The Curb App Lets You Flag a Cab With the Ease of a Ride-Hailing Trip
The rising popularity of ride-hailing services like Uber and Lyft in recent years has not only been linked to a reduction in transit ridership and an increase in traffic congestion. It has also sharply reduced business for the taxi industry, which used to be a fairly reliable source of income for immigrants and others willing to put in the work to make a living wage. At the same time, Chicagoans of color have long reported problems with discrimination by cab drivers who pass them over when they try to flag a ride on the street, or refuse to take them to certain neighborhoods. The Curb app for taxis has the potential to address both issues.
Curb vice president Jason Gross says that by adopting the new technology, cab drivers can level the playing field in their competition with ride-hailing. “I would say that the stories of the taxi industry’s eventual demise are a bit overstated,” he says. “There’s certainly been an impact with the arrival of the ride-sharing apps. I think what we’ve seen, overall, is that actually just increased the utilization of transportation services. And the arrival of Curb as an option to make taxis more competitive has been welcomed by the industry, and it definitely serves a valuable purpose for the riding public.”
Gross says his company was the first to install credit card readers in cabs in New York City years ago. “It’s always been part of our DNA to lead the industry forward and provide the service that the riding public wants,” he says. “And we do that in an efficient way that helps put more money in the pockets of taxi drivers, helping support an industry that really is part of the fabric of public transportation.”
On the face of it, the Curb app is relatively simple, giving riders the ability to book and pay for a cab ride in advance. Curb was a result of a merger between two other transportation systems, Taxi Magic and Way2Ride, which date back to 2008. “There are a few different things we do with the app that serve different segments of the community, and different needs,” Gross says. “One of those is the traditional hailing of a cab on demand, or reserving it in advance and having it easily trackable on the app. It comes to pick you up, and it’s always a licensed, professional, insured driver.”
Curb has also added the option to select a wheelchair-accessible vehicle. “That’s certainly helped mobility for the community of people who use wheelchairs,” Gross says. Thirdly, the app allows customers to pay for their ride in the app, add a tip, and get their receipt sent to them digitally, just like using Uber or Lyft. “Even for people in Chicago who are used to just flagging a cab down on the street, they still have that almost magical experience of being able to hop in and when the ride’s over, just hop out,” Gross says. “Everything should be taken care of.”

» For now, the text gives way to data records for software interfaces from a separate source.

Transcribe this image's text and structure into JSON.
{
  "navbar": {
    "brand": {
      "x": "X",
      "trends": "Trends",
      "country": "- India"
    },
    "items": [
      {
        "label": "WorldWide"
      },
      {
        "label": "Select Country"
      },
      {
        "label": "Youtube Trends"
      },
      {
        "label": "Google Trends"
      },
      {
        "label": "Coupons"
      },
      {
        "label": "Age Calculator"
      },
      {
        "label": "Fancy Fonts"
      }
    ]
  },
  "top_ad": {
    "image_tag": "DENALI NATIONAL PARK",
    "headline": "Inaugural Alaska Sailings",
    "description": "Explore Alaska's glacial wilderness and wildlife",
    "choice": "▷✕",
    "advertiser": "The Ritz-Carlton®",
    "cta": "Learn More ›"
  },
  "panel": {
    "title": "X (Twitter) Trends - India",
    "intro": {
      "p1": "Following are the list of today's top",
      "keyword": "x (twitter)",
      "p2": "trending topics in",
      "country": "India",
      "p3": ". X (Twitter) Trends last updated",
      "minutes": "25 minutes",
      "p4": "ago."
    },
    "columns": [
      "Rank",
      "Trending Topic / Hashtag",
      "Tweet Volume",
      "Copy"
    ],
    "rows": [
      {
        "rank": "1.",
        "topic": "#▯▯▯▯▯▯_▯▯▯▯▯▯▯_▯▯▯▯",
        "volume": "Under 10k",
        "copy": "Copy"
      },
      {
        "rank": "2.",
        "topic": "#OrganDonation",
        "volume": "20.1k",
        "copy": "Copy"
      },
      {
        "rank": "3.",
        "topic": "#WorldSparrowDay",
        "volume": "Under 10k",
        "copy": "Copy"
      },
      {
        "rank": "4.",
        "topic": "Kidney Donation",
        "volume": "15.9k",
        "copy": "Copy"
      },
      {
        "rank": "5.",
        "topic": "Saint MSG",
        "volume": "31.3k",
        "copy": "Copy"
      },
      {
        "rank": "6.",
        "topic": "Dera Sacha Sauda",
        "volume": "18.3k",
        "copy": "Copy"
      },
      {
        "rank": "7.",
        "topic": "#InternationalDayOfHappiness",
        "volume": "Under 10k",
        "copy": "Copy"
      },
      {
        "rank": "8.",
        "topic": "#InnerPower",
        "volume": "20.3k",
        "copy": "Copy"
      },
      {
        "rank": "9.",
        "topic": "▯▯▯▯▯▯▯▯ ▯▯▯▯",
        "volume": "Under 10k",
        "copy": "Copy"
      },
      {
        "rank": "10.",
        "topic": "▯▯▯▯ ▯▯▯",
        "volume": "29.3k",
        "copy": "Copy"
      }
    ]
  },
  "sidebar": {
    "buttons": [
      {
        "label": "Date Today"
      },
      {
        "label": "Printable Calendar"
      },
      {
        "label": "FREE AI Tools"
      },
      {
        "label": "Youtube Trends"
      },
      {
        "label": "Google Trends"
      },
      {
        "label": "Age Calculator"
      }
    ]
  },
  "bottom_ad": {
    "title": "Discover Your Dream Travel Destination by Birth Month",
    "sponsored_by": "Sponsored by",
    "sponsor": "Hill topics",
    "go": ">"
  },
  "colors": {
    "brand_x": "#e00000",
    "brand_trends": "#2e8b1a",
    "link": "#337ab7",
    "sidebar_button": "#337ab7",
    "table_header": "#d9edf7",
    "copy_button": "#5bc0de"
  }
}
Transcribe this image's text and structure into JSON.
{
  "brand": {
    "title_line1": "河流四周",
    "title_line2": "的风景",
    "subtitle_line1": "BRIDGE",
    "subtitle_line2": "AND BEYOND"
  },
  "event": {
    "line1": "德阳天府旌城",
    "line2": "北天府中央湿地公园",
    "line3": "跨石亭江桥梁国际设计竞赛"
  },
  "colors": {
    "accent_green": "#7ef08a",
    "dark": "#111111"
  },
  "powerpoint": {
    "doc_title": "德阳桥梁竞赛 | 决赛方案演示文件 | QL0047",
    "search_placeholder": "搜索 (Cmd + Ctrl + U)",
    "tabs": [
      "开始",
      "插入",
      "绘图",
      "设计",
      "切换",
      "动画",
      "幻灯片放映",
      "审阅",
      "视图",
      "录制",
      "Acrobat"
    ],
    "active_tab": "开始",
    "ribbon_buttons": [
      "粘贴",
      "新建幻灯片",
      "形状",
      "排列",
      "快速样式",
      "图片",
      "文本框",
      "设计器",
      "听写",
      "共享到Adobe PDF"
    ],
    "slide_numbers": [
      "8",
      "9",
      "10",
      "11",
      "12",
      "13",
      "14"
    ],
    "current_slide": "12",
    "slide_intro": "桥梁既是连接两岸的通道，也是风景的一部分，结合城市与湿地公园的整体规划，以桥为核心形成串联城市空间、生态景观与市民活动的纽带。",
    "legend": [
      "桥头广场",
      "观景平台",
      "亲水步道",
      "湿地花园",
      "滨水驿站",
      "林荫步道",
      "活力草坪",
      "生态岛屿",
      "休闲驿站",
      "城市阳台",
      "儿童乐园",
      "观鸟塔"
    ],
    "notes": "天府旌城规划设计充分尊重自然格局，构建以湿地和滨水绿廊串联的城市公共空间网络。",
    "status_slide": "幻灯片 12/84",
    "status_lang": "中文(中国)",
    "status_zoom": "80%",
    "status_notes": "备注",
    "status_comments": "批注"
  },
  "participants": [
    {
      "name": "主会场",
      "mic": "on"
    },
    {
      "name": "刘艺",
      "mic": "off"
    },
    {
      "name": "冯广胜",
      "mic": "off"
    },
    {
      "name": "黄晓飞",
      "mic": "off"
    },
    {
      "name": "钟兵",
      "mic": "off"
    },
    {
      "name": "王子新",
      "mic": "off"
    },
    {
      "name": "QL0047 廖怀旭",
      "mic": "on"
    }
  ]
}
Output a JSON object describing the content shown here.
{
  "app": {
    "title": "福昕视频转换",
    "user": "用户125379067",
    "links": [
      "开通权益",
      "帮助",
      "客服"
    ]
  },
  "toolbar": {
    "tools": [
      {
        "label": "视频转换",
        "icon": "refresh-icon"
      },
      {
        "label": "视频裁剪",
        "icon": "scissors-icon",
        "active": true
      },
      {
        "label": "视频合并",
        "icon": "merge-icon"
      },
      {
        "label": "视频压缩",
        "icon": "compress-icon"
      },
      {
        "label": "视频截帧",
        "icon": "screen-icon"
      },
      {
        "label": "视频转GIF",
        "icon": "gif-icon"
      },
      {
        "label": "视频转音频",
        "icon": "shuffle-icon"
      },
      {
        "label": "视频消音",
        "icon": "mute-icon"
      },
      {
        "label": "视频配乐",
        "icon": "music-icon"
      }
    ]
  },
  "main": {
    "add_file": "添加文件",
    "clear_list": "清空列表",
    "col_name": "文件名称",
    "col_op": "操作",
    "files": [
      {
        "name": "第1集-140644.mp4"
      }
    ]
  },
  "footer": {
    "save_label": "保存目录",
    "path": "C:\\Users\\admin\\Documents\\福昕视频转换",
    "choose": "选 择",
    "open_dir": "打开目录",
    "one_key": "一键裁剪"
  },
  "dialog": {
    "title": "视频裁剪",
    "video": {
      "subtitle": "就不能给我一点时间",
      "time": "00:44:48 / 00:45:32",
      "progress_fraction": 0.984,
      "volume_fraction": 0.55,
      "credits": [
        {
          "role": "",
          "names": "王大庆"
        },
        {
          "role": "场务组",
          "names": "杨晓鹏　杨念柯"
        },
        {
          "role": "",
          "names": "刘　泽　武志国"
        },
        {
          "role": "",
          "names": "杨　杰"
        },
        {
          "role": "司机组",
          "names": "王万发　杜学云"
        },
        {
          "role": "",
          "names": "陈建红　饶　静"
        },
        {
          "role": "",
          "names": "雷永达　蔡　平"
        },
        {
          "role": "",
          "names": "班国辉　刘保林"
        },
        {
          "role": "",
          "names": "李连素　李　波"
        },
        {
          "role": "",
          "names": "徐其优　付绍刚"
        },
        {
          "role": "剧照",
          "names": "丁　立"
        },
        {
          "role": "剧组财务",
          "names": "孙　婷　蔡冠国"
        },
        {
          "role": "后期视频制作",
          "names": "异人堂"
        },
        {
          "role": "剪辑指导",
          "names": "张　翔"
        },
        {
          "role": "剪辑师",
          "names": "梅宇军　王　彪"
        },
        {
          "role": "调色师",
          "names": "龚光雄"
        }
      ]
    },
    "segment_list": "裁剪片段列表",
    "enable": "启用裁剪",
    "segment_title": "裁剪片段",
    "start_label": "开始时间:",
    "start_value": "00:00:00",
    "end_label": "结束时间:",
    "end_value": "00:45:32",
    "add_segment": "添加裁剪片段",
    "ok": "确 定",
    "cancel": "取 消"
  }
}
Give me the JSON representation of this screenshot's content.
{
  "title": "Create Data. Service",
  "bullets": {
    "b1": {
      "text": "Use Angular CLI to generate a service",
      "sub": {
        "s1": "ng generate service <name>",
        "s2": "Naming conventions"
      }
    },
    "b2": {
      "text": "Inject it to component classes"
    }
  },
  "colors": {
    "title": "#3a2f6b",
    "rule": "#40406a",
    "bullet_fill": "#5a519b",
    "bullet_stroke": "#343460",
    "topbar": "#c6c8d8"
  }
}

Another advantage of Curb app is that interactions with your taxi driver are documented electronically, which helps discourage racial or geographic discrimination against customers. This also makes it easier to report any issues that do arise to the driver’s company and/or the app.
Streetsblog reader Kevin Monahan is a Curb enthusiast. Although Monahan says he only takes cabs about twice a month, he tends to use the Curb app when he does. “I had been reading in papers about ride-sharing influencing the taxi industry,” he says. “I had also read about this Curb app being developed as an alternative for taxi cabs to provide the same level of service. I personally prefer hiring professional, fully-insured vehicles and drivers who are being paid a living wage.”
In spite of Chicago’s recently passed surcharge on ride-hailing trips to fund CTA infrastructure, local Uber and Lyft trips, subsidized by venture capital, are still cheaper than taxi trips. A recent MIT study found that drivers using the apps make a median income of less than $4 an hour, although the companies have disputed that finding.
Monahan’s partner Justyna Bicz is also fan of the Curb app. “Whenever I’ve used it, it works fine,” she says. “It’s more convenient than having to call a taxi dispatcher… I take cabs once or twice a month, most often if the weather is bad, or if I have to be at the train station or airport really early carrying a large object. Occasionally I’ll take one when I’m traveling with with friends.”
Bicz adds that she is philosophically opposed to the Uber model. “It’s supposed to be a flexible way to make money, but it’s not providing full-time work to people. There’s not a lot of security in the job.”
Gross argues ride-share fans should switch to Curb not just because they care about the wellbeing of their driver, but because taxis offer a superior product to ride-hailing. “[We’re able to] provide the value, not just in convenience and ease of use, but also in terms of safety, security, and accountability.”
Representatives of Uber and Lyft did not respond to requests for comment.